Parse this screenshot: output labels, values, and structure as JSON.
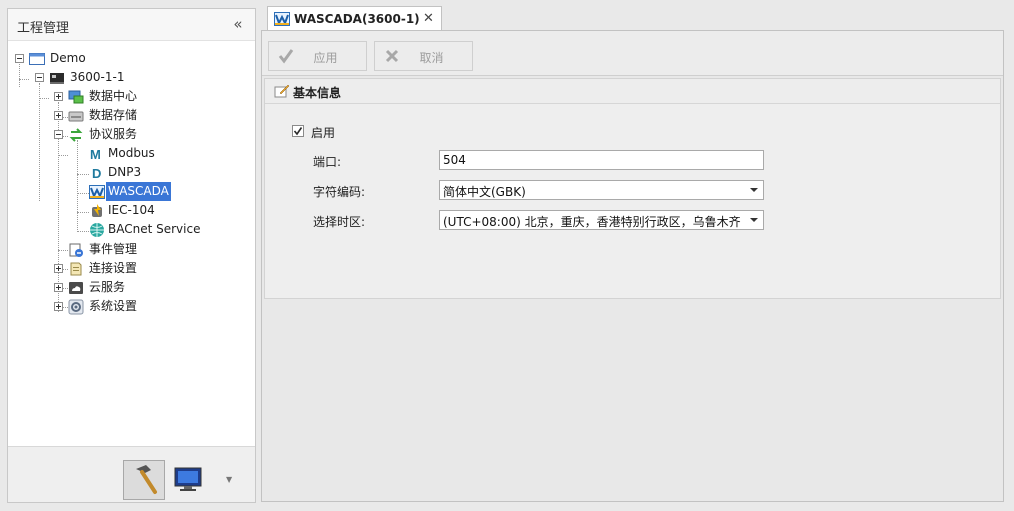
{
  "left_panel": {
    "title": "工程管理",
    "collapse_glyph": "«",
    "tree": [
      {
        "label": "Demo",
        "icon": "window-icon"
      },
      {
        "label": "3600-1-1",
        "icon": "device-icon"
      },
      {
        "label": "数据中心",
        "icon": "data-center-icon"
      },
      {
        "label": "数据存储",
        "icon": "storage-icon"
      },
      {
        "label": "协议服务",
        "icon": "protocol-icon"
      },
      {
        "label": "Modbus",
        "icon": "modbus-icon"
      },
      {
        "label": "DNP3",
        "icon": "dnp3-icon"
      },
      {
        "label": "WASCADA",
        "icon": "wascada-icon"
      },
      {
        "label": "IEC-104",
        "icon": "iec104-icon"
      },
      {
        "label": "BACnet Service",
        "icon": "bacnet-icon"
      },
      {
        "label": "事件管理",
        "icon": "event-icon"
      },
      {
        "label": "连接设置",
        "icon": "connection-icon"
      },
      {
        "label": "云服务",
        "icon": "cloud-icon"
      },
      {
        "label": "系统设置",
        "icon": "settings-icon"
      }
    ],
    "selected": "WASCADA",
    "footer": {
      "build_tool": "hammer-icon",
      "monitor_tool": "monitor-icon",
      "menu_glyph": "▼"
    }
  },
  "tab": {
    "title": "WASCADA(3600-1)",
    "close_glyph": "✕"
  },
  "toolbar": {
    "apply_label": "应用",
    "cancel_label": "取消"
  },
  "info": {
    "title": "基本信息",
    "enable_label": "启用",
    "enabled": true,
    "port_label": "端口:",
    "port_value": "504",
    "encoding_label": "字符编码:",
    "encoding_value": "简体中文(GBK)",
    "timezone_label": "选择时区:",
    "timezone_value": "(UTC+08:00) 北京，重庆，香港特别行政区，乌鲁木齐"
  },
  "colors": {
    "selection": "#3a76d6",
    "disabled_text": "#9d9d9d"
  }
}
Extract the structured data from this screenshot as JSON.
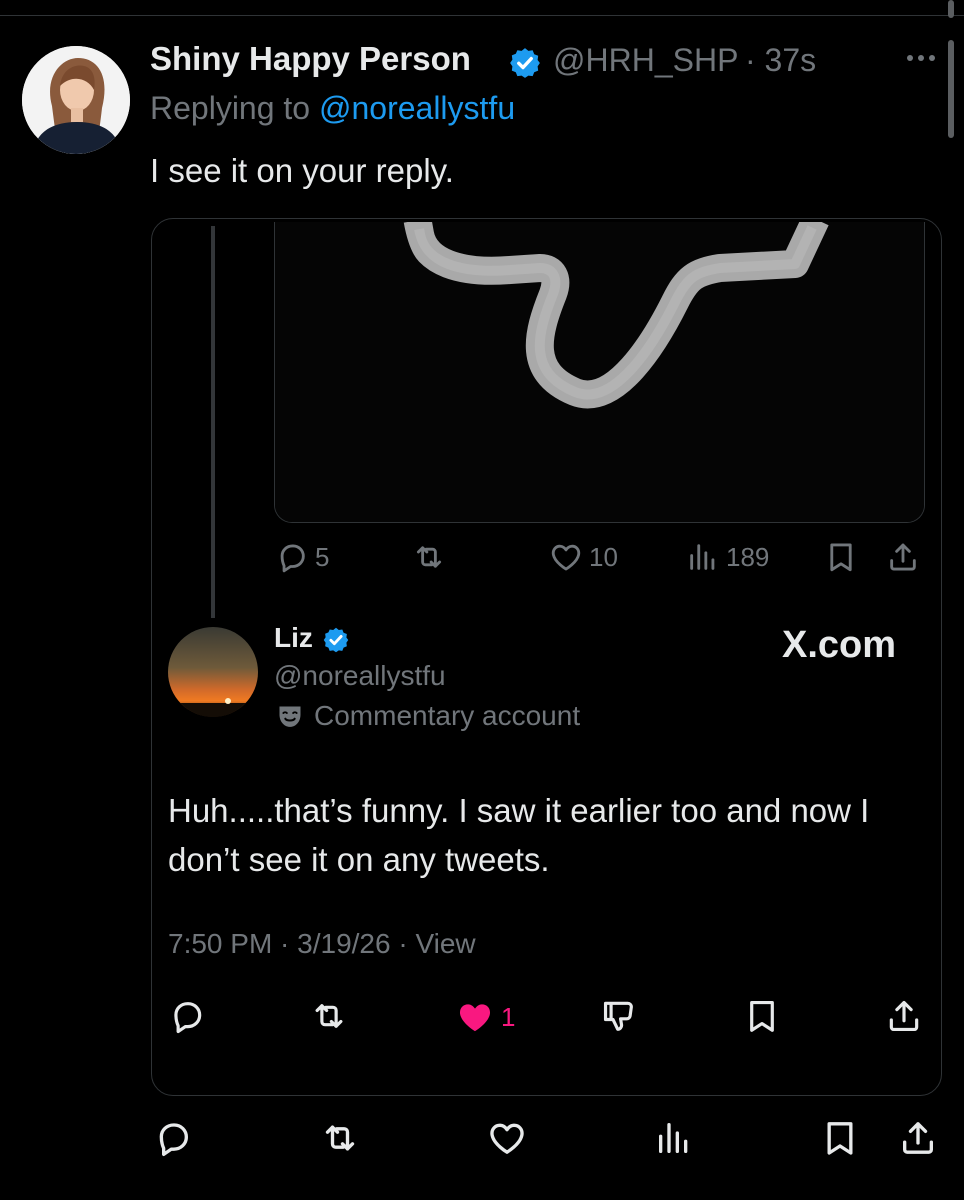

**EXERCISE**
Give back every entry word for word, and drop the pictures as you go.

**EXERCISE ANSWER**
Parse this screenshot: output labels, values, and structure as JSON.
{
  "left_panel": {
    "title": "工程管理",
    "collapse_glyph": "«",
    "tree": [
      {
        "label": "Demo",
        "icon": "window-icon"
      },
      {
        "label": "3600-1-1",
        "icon": "device-icon"
      },
      {
        "label": "数据中心",
        "icon": "data-center-icon"
      },
      {
        "label": "数据存储",
        "icon": "storage-icon"
      },
      {
        "label": "协议服务",
        "icon": "protocol-icon"
      },
      {
        "label": "Modbus",
        "icon": "modbus-icon"
      },
      {
        "label": "DNP3",
        "icon": "dnp3-icon"
      },
      {
        "label": "WASCADA",
        "icon": "wascada-icon"
      },
      {
        "label": "IEC-104",
        "icon": "iec104-icon"
      },
      {
        "label": "BACnet Service",
        "icon": "bacnet-icon"
      },
      {
        "label": "事件管理",
        "icon": "event-icon"
      },
      {
        "label": "连接设置",
        "icon": "connection-icon"
      },
      {
        "label": "云服务",
        "icon": "cloud-icon"
      },
      {
        "label": "系统设置",
        "icon": "settings-icon"
      }
    ],
    "selected": "WASCADA",
    "footer": {
      "build_tool": "hammer-icon",
      "monitor_tool": "monitor-icon",
      "menu_glyph": "▼"
    }
  },
  "tab": {
    "title": "WASCADA(3600-1)",
    "close_glyph": "✕"
  },
  "toolbar": {
    "apply_label": "应用",
    "cancel_label": "取消"
  },
  "info": {
    "title": "基本信息",
    "enable_label": "启用",
    "enabled": true,
    "port_label": "端口:",
    "port_value": "504",
    "encoding_label": "字符编码:",
    "encoding_value": "简体中文(GBK)",
    "timezone_label": "选择时区:",
    "timezone_value": "(UTC+08:00) 北京，重庆，香港特别行政区，乌鲁木齐"
  },
  "colors": {
    "selection": "#3a76d6",
    "disabled_text": "#9d9d9d"
  }
}
Extract the structured data from this screenshot as JSON.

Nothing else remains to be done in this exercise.